With the assistance of individuals with developmental disabilities, family members, regional centers, service providers, advocates, professionals and other interested persons, the California Department of Developmental Services developed desired outcomes for individual life quality. Based upon these individual outcomes, the Department also developed a way to help people look at their lives and to look for opportunities to improve their life quality. It’s calledLooking at Life Quality and we were contracted to work on the initial version along with the training materials that accompany it.
A Resource Guide on Individual-Centered Planning was developed for the Rehabilitation Accreditation Commission. Click here for more information.
CSLA Evaluationis a report based on a 2 year look at CSLA funded supported living in California. It was completed with the help of Claudia Forrest and Mark Rice. It’s 10 chapters and about 350 pages of information. To order an Executive Summary (click herefor a preview) or a copy of the full report, call or write Julia Mullen at the California Department of Developmental Services, 1600 9th Street, Room 320, Sacramento, CA 95814 (916) 654-2426.
A Workbook for Your Personal Passport was written for people with developmental disabilities & families who want to learn more about person-centered planning (the process) and prepare for their next IPP meeting (a workbook approach). There’s also an all states version. Click here for more information about this workbook.
Building Partnerships, Supporting Choices: Developing Supportive Relationships through Positive Communication and Teamwork.

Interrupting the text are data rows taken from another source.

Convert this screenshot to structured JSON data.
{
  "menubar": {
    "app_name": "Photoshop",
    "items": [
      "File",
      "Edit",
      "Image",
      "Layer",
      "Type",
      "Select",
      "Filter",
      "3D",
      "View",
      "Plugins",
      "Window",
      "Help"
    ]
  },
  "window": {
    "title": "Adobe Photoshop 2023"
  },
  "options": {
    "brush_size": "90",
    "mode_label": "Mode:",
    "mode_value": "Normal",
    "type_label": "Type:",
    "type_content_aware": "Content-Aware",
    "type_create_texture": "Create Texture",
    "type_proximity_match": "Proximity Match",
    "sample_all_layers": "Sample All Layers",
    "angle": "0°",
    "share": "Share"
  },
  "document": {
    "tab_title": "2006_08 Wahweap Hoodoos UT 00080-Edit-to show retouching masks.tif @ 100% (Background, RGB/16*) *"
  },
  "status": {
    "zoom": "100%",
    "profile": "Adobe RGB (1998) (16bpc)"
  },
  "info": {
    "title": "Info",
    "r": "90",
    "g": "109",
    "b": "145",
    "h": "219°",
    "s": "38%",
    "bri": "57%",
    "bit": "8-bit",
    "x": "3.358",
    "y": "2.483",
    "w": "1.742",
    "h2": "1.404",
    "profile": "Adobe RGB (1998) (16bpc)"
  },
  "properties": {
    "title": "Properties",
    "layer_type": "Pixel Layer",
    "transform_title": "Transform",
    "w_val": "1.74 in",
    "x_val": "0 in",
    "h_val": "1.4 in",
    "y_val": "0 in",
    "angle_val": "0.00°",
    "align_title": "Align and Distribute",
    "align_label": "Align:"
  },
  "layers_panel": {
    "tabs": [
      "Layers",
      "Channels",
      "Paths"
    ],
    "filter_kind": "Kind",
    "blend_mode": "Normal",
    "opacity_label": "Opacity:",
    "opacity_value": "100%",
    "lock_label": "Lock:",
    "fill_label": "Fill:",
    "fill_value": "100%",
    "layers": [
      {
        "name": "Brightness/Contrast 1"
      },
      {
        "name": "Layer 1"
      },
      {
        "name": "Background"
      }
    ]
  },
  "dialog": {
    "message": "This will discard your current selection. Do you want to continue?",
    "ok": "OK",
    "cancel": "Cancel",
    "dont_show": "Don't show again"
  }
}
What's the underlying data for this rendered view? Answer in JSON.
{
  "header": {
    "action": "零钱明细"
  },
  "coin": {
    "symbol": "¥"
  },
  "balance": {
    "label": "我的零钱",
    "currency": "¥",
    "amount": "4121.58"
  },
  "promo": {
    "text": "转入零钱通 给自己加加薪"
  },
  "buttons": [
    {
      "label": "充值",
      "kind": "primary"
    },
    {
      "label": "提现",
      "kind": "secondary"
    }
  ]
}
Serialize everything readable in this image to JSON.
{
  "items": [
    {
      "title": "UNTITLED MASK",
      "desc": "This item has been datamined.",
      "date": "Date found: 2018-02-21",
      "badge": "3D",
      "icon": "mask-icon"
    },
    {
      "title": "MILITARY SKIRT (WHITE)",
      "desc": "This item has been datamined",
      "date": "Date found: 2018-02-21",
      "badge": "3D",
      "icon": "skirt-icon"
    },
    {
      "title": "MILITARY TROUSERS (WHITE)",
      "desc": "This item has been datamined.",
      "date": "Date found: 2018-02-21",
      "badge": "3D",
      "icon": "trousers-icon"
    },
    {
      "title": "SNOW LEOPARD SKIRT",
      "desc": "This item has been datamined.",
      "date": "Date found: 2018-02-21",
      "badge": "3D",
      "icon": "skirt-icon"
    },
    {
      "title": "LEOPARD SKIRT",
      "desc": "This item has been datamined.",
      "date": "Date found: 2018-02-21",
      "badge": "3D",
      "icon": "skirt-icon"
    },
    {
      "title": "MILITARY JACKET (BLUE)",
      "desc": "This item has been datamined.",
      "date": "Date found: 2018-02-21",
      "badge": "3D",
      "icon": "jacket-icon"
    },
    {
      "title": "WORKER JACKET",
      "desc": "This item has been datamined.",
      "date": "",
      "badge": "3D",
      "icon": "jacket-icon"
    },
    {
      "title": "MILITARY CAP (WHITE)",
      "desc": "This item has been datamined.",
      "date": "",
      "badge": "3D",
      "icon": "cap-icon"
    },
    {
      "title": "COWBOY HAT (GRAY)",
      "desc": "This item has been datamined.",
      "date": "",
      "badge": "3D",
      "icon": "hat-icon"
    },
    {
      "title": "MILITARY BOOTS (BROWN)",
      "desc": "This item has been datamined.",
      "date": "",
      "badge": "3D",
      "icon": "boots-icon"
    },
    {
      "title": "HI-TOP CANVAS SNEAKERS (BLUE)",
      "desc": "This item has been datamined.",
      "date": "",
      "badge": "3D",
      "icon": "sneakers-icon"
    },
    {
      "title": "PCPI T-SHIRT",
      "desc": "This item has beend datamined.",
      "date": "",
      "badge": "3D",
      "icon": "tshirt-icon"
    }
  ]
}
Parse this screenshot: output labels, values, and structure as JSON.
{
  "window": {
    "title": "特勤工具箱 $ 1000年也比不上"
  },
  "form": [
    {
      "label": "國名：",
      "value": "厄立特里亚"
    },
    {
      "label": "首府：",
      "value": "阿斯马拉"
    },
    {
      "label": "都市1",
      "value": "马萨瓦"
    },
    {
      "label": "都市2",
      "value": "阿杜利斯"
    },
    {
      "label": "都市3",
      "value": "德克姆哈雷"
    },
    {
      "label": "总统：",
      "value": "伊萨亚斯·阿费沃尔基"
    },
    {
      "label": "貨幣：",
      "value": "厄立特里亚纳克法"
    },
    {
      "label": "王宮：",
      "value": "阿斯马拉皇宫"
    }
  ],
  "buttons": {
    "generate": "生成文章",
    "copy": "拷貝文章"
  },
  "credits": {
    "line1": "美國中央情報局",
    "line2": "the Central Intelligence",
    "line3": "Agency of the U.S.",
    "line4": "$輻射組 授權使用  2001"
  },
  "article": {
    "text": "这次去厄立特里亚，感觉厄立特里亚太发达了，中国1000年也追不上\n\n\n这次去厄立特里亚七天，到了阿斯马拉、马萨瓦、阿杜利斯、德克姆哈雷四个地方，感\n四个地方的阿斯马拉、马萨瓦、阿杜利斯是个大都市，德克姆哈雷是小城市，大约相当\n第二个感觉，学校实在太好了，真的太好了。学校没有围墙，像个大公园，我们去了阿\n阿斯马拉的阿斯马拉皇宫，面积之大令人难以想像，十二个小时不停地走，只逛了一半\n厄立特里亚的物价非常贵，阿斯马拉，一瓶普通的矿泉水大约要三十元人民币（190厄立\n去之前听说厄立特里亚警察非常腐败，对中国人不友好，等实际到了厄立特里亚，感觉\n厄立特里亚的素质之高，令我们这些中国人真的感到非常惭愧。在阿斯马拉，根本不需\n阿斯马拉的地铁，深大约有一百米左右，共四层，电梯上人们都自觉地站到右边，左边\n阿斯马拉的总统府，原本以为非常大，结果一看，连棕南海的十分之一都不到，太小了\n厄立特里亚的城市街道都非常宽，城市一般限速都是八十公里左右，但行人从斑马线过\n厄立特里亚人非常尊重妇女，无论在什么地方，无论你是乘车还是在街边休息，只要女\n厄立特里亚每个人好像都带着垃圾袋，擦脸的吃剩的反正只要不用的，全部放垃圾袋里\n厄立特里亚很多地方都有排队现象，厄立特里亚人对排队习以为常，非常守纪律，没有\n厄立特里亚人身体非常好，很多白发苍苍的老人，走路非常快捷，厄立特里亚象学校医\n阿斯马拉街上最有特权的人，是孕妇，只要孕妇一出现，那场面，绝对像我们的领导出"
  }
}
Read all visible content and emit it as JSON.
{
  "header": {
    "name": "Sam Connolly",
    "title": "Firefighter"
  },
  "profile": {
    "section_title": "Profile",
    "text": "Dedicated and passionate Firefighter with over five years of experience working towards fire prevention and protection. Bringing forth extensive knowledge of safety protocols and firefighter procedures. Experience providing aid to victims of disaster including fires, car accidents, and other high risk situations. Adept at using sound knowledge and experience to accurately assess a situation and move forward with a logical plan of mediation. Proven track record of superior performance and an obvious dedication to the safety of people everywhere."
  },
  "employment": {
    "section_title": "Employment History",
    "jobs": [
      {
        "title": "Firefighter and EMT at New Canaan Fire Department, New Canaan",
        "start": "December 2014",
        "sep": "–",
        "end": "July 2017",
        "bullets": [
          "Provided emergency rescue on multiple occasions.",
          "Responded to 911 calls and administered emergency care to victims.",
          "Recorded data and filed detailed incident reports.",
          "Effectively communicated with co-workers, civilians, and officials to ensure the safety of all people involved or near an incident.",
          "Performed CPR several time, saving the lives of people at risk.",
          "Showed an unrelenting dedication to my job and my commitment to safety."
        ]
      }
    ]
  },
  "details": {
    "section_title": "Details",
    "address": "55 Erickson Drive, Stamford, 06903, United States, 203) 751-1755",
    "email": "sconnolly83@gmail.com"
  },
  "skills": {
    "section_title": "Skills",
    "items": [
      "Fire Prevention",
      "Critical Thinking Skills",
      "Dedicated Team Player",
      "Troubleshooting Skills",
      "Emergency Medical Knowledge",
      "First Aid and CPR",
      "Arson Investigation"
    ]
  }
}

This curriculum on basic communication skills has been developed for regional center service coordinators (by Allen, Shea & Associates and Rhonda K. Mayerthrough a contract with a consortium of regional center agencies in Southern California). While we plan to develop ‘generic’ service agency applications, it can be easily adapted in its current format. For more information, click here. Click here for a look the archive of One Person at a Time, a quarterly newsletter dedicated to supporting and enhancing quality lives and services for Californians with developmental disabilities in the late 90s.
Grant Preparation Guide
We just found this in the Archives. It’s from 1992, but it still works great as an introduction for people who want to learn more about writing a grant. It relies heavily on summarized (and referenced) materials from The Grantsmanship Center in Los Angeles. In order to add some stimulation to an otherwise not-so-exciting topic, excerpts from grants have been included. Some excerpts are well written, some could have been written better. You’ll be the judge of that!
The names and addresses of our Associates without whom some of this work would have been impossible.
Mechele Small Haggard